4)  Maintain a strong social media presence: Facebook, Twitter and Instagram are wonderful platforms to keep consistent information flowing to your patients. It’s also a great way for your patients to ‘share’ your information to their friends and followers. This organically opens the door to many more potential patients for you. And now that Facebook is a primary source for reviews, it’s a platform that you can’t afford to ignore. 

5)  Educate and attract with videos: Patients are researching their physicians and recommended treatments to learn more.With short videos, physicians are able to “meet” current or potential patients by communicating their passion for medicine or explaining a condition or procedure. While we all like to think shooting videos on our phones is a simple, inexpensive way to go, hiring a professional will take your videos much further. 

Maintaining public relations and marketing can be a full-time job. Investing in a public relations firm in Austin that specializes in medical and healthcare can make all the difference. Contact MedVoice PR, if you would like more information about communication strategies for your practice.  

 

When a Crisis Hits, Follow This One Rule

By Ellen Decareau, Chief Strategist

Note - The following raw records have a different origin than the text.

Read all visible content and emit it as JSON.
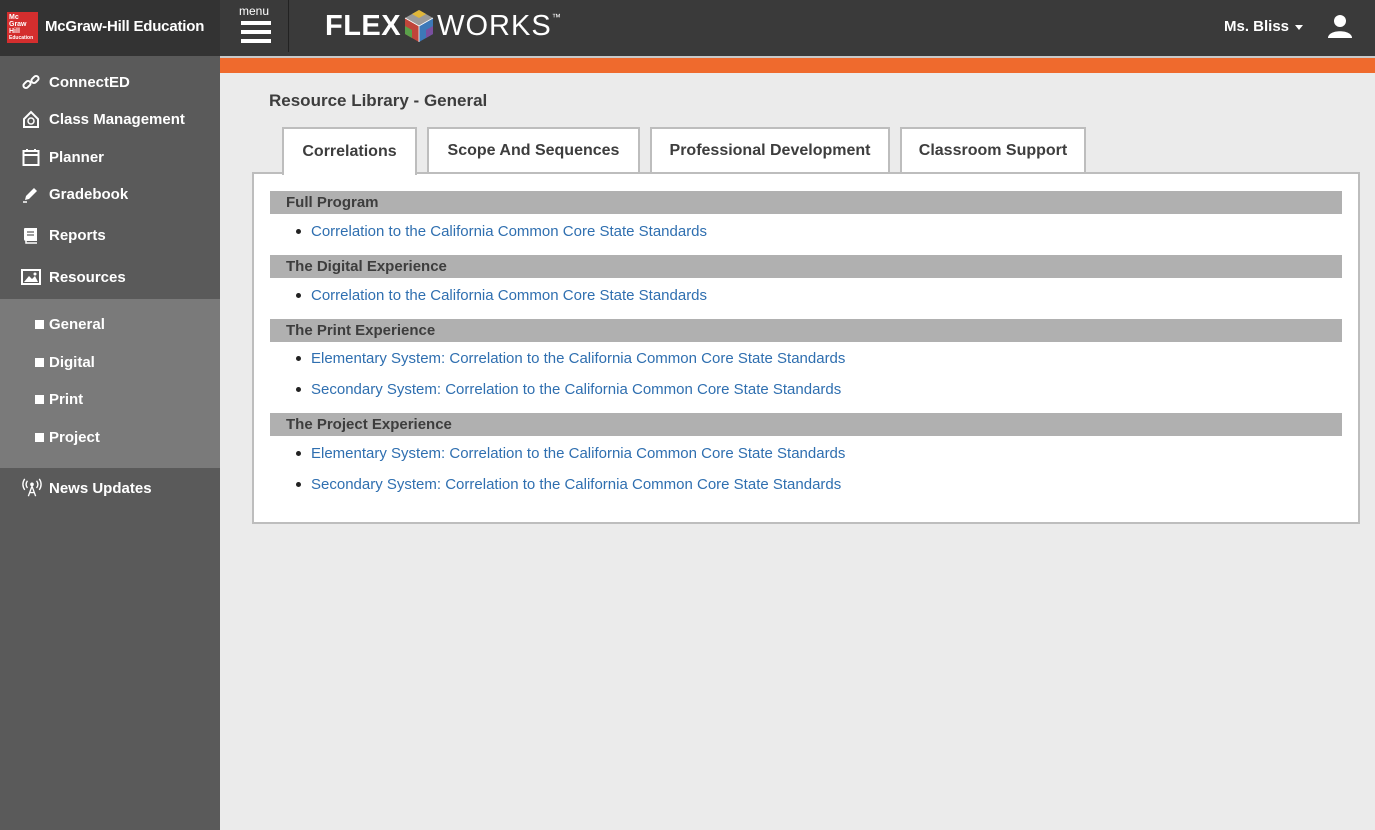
{
  "header": {
    "brand_logo_lines": [
      "Mc",
      "Graw",
      "Hill",
      "Education"
    ],
    "brand_name": "McGraw-Hill Education",
    "menu_label": "menu",
    "product_flex": "FLEX",
    "product_works": "WORKS",
    "product_tm": "™",
    "user_name": "Ms. Bliss"
  },
  "sidebar": {
    "items": [
      {
        "label": "ConnectED",
        "icon": "link-icon"
      },
      {
        "label": "Class Management",
        "icon": "school-icon"
      },
      {
        "label": "Planner",
        "icon": "calendar-icon"
      },
      {
        "label": "Gradebook",
        "icon": "pencil-icon"
      },
      {
        "label": "Reports",
        "icon": "book-icon"
      },
      {
        "label": "Resources",
        "icon": "image-icon"
      }
    ],
    "sub_items": [
      "General",
      "Digital",
      "Print",
      "Project"
    ],
    "news": {
      "label": "News Updates",
      "icon": "antenna-icon"
    }
  },
  "main": {
    "title": "Resource Library - General",
    "tabs": [
      "Correlations",
      "Scope And Sequences",
      "Professional Development",
      "Classroom Support"
    ],
    "active_tab": "Correlations",
    "sections": [
      {
        "heading": "Full Program",
        "links": [
          "Correlation to the California Common Core State Standards"
        ]
      },
      {
        "heading": "The Digital Experience",
        "links": [
          "Correlation to the California Common Core State Standards"
        ]
      },
      {
        "heading": "The Print Experience",
        "links": [
          "Elementary System: Correlation to the California Common Core State Standards",
          "Secondary System: Correlation to the California Common Core State Standards"
        ]
      },
      {
        "heading": "The Project Experience",
        "links": [
          "Elementary System: Correlation to the California Common Core State Standards",
          "Secondary System: Correlation to the California Common Core State Standards"
        ]
      }
    ]
  },
  "colors": {
    "topbar": "#3a3a3a",
    "accent_orange": "#ef6a2d",
    "sidebar": "#5a5a5a",
    "subnav": "#7a7a7a",
    "link": "#2f6fb0",
    "section_head": "#b0b0b0"
  }
}
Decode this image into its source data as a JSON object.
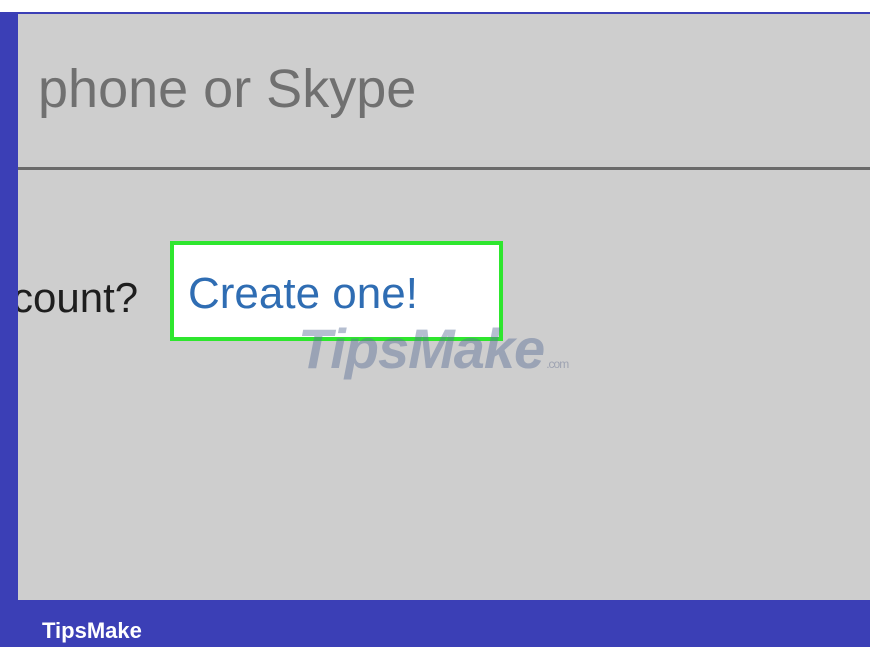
{
  "signin": {
    "field_text": "phone or Skype",
    "prompt_text": "count?",
    "create_link": "Create one!"
  },
  "watermark": {
    "brand": "TipsMake",
    "suffix": ".com"
  },
  "footer": {
    "brand_label": "TipsMake"
  },
  "colors": {
    "frame": "#3b3fb6",
    "screen_bg": "#cecece",
    "highlight": "#2ee62e",
    "link": "#2f6db3"
  }
}
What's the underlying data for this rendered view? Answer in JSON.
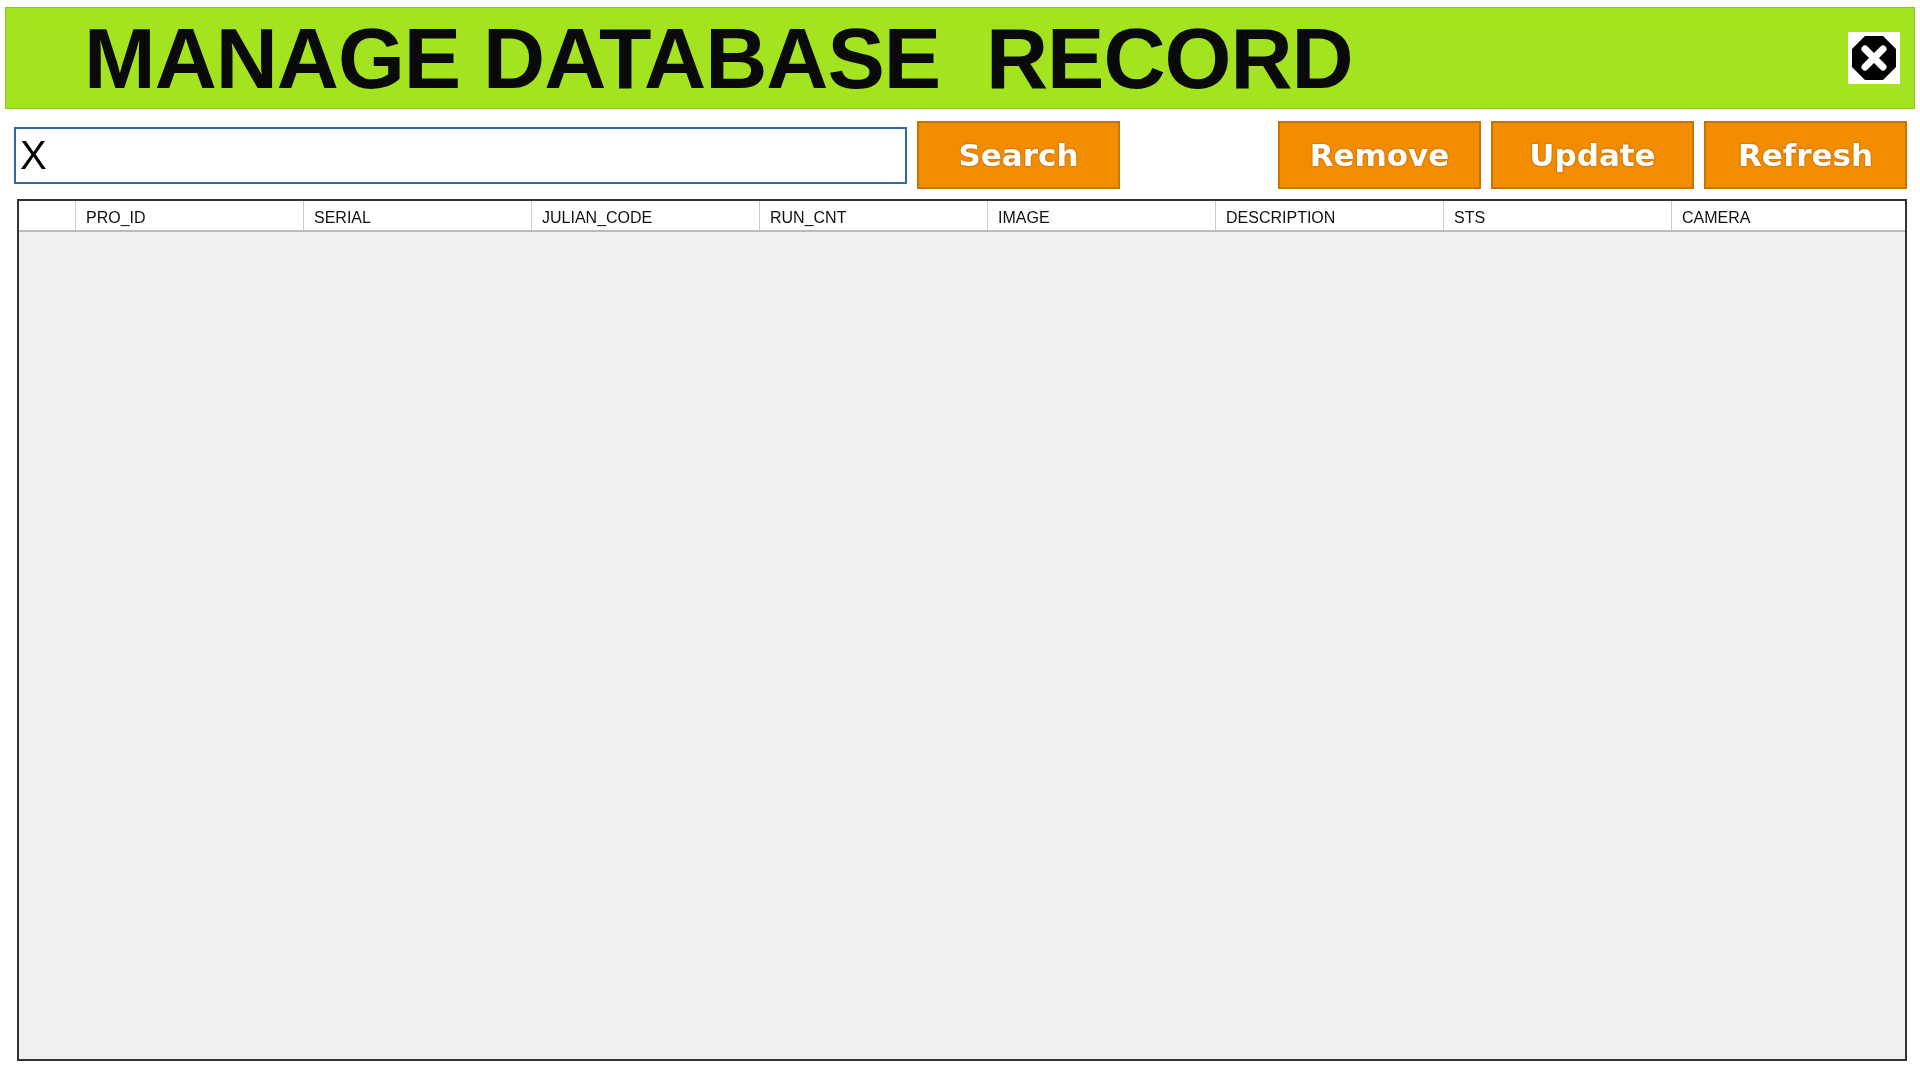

It’s hard to predict a crisis. The ones that are predictable, well, if you think they could happen, they are easier to plan for. It is the unexpected, strange, and traumatic ones that test the agility and aptitude of a communications team.

-     Mice turned blue in a preclinical trial. 

-     Someone was shot in the parking lot. 

-     The third-party organization managing your clinical trial just went bankrupt mid-trial. 

-     A multi-million-dollar fee was just assessed due to a new government law. 

-     A senior leader was killed in a car crash.

 I could go on and on (yes, all of the above have happened), but you get the point. In all of these situations there is one rule that prevailed for what was a considered a successful response — assemble your team ASAP and respond quickly. This might seem logical — but there are countless examples where companies waited to get the message and story ‘just right’.  And in that time, their brand and reputation crumbled.

1)   Assemble the team.These are your high-level executive company decision-makers, likely one or more C-level representatives. Add also key persons relevant to where the crisis is concerned (medical affairs, IT, marketing/communications, Human Resources, regulatory affairs, etc.). Do you have a PR/communications agency? Bring them in early on to help manage the message. While legal does not need to be part of your “inner” crisis team, they need to be abreast of the situation and action plan. Aim to keep the crisis team ‘concise’ – only key individuals who will help you understand the problem and its possible ripple effects. The larger the team, the harder it is to achieve the next step.

2)   Respond quickly even if you’re not sure of the solution or cause. Look no further than Mr. Facebook himself as an example of what happens when you wait too long.Facebook’s “Delay, Deny and Deflect” strategy for addressing crises of late seem to be taking its toll on the brand with consumers deleting their accounts and industry leaders calling for leadership changes. Eek. But the guy who built a media platform that thrives on immediacy should know better. Even if you don’t have all of the answers, staying quiet only brings more scrutiny and questions. Distrust starts to form, which is typically hard to recover from.

Key Takeaway: At the end of the day, the vast majority of organizations rely on their relationships — that may be investors, patients, consumers, doctors, other businesses. Most are reasonable — they don’t expect you to know all the ‘why’s’ and ‘how come’s’ hours after the crisis was discovered. But, they do expect you to be transparent, express remorse (when appropriate), agree to take action & responsibility (if relevant) and communicate frequently.